The line containing "What's the underlying" and every line after it through the end of the records: return those exactly, and nothing more.

Stored items
+---+

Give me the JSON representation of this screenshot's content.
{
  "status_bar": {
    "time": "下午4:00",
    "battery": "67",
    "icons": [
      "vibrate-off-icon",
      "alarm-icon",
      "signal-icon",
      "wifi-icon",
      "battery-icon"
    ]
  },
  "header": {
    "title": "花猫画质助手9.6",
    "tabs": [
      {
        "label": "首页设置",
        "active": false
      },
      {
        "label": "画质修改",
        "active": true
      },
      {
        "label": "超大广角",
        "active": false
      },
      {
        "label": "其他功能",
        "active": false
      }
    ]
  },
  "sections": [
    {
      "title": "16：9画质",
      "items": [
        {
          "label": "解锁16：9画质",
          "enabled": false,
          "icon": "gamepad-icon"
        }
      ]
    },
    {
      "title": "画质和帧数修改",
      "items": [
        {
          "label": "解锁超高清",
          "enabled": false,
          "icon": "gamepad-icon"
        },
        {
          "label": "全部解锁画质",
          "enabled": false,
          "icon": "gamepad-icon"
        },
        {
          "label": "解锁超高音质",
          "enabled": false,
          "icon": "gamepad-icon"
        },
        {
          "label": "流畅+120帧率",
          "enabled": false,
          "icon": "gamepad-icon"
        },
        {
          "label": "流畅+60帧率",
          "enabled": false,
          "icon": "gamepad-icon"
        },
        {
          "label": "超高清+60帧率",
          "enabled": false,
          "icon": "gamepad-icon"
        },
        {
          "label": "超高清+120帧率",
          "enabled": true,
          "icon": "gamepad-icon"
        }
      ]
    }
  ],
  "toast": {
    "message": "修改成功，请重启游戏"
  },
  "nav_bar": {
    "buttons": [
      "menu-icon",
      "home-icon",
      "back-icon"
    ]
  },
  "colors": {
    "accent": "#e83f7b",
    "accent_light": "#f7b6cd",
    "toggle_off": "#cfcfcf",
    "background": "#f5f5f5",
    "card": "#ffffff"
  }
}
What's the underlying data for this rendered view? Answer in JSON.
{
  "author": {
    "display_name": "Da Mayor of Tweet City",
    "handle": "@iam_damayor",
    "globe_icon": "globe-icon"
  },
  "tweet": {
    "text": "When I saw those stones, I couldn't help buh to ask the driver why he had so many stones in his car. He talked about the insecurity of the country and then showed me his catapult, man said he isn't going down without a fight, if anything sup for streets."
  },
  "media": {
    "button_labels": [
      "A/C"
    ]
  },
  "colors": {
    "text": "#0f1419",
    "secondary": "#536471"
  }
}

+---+

### Result of the task:
What's the underlying data for this rendered view? Answer in JSON.
{
  "author": {
    "display_name": "Da Mayor of Tweet City",
    "handle": "@iam_damayor",
    "globe_icon": "globe-icon"
  },
  "tweet": {
    "text": "When I saw those stones, I couldn't help buh to ask the driver why he had so many stones in his car. He talked about the insecurity of the country and then showed me his catapult, man said he isn't going down without a fight, if anything sup for streets."
  },
  "media": {
    "button_labels": [
      "A/C"
    ]
  },
  "colors": {
    "text": "#0f1419",
    "secondary": "#536471"
  }
}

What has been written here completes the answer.